Modi’s India is quite different. He and his Hindu Fundamentalist BJP Party, were ideologicaly trained by the RSS, a ultra-fundamentalist hindu organisation whose final aim is to make India an exclusively hindu country.
India has half a million soldiers in Kashmir and it oppresses a lot the kashmiri population, by denying them the basic human rights, by executing extra-juducial killings, and by murdering people randomly.
The United Nations has urged India many times to make a referendum in Kashmir in order to let the kashmiri population decide their own fate.
Now, under Modi, Muslims and Christians throughout India, see their fundamental rights being negated to them, and there are reports that some members of these two religious communities are being forced to convert to Hinduism.
And the is also the Hindu caste system which is far from being egalitarian. Hindus from lower caste are highly discriminated by hindus from higher caste.
Anyone who opposes what I am saying, let him say if there is any low caste hindu in the higher spheres of government, or occupying any top Job in a Corporation!! There is not!!
The same applies to Muslims and Christians. You will not see them, either in the higher spheres of government, or on highest jobs in a Corporation.
To summarise, India is a hindu fundamentalist backwards country under the guise of Democracy.
It really moves my heart to say this because my grandparents are from the State of Gujrat in India.
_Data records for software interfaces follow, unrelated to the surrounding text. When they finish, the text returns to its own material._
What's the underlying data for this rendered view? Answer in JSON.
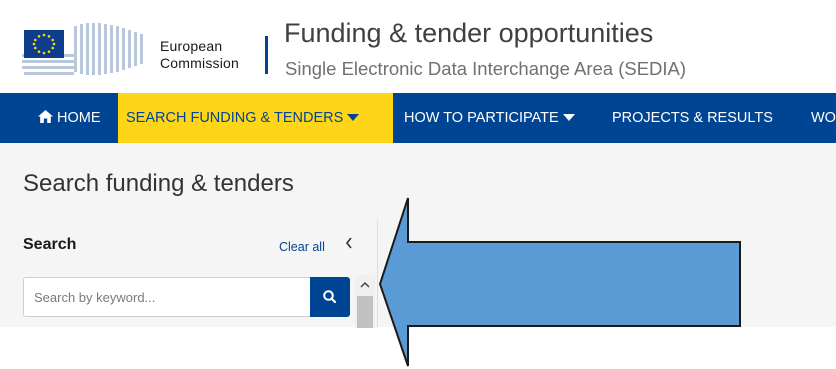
{
  "header": {
    "ec_line1": "European",
    "ec_line2": "Commission",
    "title": "Funding & tender opportunities",
    "subtitle": "Single Electronic Data Interchange Area (SEDIA)"
  },
  "nav": {
    "items": [
      {
        "label": "HOME"
      },
      {
        "label": "SEARCH FUNDING & TENDERS",
        "active": true
      },
      {
        "label": "HOW TO PARTICIPATE"
      },
      {
        "label": "PROJECTS & RESULTS"
      },
      {
        "label": "WO"
      }
    ]
  },
  "main": {
    "page_title": "Search funding & tenders",
    "search_panel": {
      "title": "Search",
      "clear_all": "Clear all",
      "placeholder": "Search by keyword..."
    }
  },
  "colors": {
    "primary": "#004494",
    "accent": "#ffd617",
    "arrow_fill": "#5b9bd5"
  }
}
Now, regarding the topic under discussion here, I do not have much information on the possibility of an all out war between India and China, but in my modest view, such a scenario is quite possible.
And it is possible not only because of small territorial disputes.
China is provoking India by financing an armed Comunist rebbelion indise India, and these rebels control an area the size of the Belgium!!
India also provokes China by giving full support to the Dalai Lama, who under the guise of a religious leader, is a terrorist who wants to destabilise China!!!
In case of a non-nuclear war between these two countries, it is easy to predict who would win!! Yeah, the answer is China!!
China is a 2500 year old country, while India as we know it is a 72 year old country. This matters a lot because, while in China there is a true chinese identity, in India you will not find such a thing.
The chinese are highly patriot. The indians are not!!
India is federation and a country with many “countries” inside it. Each state has it’s own languange and culture. Gujrat is totally different from Punjab, Maharastra and Uttar Pradesh!! Each has it’s own identity. And there is also the North/South divide. Many southern Indians do not feel indian at all. For exemple, the people of the State of Tamil Nadu (like everybody in the south) have nothing in common with the north. They are ethnicaly and linguistically different from the people of the north.
While in the north, Gujarati, Punjabi and Marathi languages come from Sanskrit, the same does not happen with the languages that are spoken in the south of India like tamil.
Tamil people are so proud of their identity that they will not speak Hindi with anybody from the north or with a foreigner. They speak english both with their fellow citizens from the north and with foreigners!!
And there is the Indian Punjab, a State with a Sikh majority who wants to split from India, and this is not the only case. Tamil Nadu, Assam and Kashmir, all want to separate from India.
So, there isn’t such thing as an “Indian Identity”.
So in the case of a conventional war between China and India, China would use the above mentioned indian vulnerabilities and this would contribute to China’s Victory.
Let me give a small exemple. In a war between these two countries, China could provoke an internal rebellion in India, by arming the Punjabis, the people of Tamil Nadu and the people of Kashmir, leaving India to fight on two fronts:
—an external one against China;
— an internal one against the above mentioned.
And during the war, if China gets the upper hand, which it would have, Pakistan will be tempted to invade indian border states, which would be another problem for India…..